### Input data ###
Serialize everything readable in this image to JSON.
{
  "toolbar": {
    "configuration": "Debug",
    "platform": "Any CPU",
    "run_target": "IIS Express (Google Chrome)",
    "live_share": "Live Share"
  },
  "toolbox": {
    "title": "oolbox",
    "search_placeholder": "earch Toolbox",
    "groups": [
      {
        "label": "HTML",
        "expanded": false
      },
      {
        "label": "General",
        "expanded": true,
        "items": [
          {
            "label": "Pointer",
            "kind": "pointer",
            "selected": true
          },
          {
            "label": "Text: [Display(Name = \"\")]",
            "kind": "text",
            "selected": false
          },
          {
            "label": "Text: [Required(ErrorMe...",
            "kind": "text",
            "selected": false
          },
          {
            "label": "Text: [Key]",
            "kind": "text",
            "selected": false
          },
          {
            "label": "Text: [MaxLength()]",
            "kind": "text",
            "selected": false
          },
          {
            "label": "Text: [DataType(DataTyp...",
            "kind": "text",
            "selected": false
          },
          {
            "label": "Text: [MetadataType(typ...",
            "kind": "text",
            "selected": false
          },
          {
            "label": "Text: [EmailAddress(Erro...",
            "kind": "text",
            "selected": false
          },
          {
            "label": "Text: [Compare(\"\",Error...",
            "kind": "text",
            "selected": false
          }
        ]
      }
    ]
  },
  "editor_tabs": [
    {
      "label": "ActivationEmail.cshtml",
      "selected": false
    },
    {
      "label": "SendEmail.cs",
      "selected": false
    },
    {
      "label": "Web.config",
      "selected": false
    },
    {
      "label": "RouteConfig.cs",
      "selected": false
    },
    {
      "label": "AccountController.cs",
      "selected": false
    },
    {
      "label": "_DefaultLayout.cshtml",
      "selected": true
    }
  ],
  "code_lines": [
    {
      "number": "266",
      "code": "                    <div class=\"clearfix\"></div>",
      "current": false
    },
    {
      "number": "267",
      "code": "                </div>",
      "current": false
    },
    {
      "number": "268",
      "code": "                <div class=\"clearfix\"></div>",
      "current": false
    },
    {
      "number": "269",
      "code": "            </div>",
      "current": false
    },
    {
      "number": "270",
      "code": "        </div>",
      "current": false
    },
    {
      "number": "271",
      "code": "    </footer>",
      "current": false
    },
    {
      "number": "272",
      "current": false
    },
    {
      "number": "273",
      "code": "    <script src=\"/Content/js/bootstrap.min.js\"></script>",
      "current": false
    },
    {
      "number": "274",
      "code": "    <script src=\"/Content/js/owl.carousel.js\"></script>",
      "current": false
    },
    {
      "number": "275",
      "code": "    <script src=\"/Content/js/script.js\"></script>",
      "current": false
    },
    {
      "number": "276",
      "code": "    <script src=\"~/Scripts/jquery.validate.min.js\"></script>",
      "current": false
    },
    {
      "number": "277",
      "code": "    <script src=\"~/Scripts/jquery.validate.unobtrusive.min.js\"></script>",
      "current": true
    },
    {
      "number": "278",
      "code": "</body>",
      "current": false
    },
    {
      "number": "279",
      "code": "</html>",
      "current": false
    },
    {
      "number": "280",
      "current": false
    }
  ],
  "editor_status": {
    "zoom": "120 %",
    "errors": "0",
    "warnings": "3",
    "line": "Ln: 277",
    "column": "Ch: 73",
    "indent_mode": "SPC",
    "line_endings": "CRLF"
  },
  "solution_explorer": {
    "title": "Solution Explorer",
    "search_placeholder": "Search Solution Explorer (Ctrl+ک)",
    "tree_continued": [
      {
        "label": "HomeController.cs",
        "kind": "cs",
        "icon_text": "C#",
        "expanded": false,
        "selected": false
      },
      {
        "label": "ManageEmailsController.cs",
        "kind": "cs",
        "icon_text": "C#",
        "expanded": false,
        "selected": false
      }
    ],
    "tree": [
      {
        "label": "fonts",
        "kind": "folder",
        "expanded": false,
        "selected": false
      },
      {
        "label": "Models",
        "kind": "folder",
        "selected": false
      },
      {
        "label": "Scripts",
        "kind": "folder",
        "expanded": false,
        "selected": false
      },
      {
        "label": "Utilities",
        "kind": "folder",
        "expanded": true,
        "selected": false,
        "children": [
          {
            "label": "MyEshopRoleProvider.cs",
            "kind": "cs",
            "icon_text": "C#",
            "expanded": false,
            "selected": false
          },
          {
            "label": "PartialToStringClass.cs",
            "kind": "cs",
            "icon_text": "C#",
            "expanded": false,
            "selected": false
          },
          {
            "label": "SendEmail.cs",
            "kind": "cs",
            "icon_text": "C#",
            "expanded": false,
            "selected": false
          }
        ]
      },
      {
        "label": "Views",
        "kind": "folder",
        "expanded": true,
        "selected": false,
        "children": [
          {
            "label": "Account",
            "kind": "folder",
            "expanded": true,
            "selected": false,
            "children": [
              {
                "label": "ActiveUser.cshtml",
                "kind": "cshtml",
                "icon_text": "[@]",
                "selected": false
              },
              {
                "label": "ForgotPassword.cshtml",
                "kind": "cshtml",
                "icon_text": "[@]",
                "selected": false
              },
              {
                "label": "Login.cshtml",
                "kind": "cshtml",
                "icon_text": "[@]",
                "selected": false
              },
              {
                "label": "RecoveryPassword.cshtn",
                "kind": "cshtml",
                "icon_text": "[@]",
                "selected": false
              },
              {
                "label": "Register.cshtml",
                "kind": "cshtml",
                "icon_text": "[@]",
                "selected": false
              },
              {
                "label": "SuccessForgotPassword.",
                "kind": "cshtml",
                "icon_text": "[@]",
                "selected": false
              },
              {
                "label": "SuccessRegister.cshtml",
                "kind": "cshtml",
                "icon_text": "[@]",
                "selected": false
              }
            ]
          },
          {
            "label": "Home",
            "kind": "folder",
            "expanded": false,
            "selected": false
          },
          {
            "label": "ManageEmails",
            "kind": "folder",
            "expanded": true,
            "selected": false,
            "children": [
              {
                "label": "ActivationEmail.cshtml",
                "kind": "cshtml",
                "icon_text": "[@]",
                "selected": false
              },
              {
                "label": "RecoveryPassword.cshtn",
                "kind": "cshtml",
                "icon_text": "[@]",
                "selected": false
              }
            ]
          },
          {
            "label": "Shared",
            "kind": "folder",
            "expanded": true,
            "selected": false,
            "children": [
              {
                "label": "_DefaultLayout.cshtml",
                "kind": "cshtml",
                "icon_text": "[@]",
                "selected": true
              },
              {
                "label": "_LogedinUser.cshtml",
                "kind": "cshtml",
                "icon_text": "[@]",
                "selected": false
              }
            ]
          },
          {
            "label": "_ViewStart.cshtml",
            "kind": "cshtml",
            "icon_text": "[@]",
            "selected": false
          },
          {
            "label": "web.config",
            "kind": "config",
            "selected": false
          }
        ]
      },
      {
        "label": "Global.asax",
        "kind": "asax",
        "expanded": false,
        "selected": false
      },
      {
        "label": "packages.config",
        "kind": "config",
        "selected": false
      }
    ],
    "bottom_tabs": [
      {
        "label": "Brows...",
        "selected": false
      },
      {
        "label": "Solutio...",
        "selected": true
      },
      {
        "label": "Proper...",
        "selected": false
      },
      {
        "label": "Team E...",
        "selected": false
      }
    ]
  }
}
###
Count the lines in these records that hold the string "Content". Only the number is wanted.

Written answer
3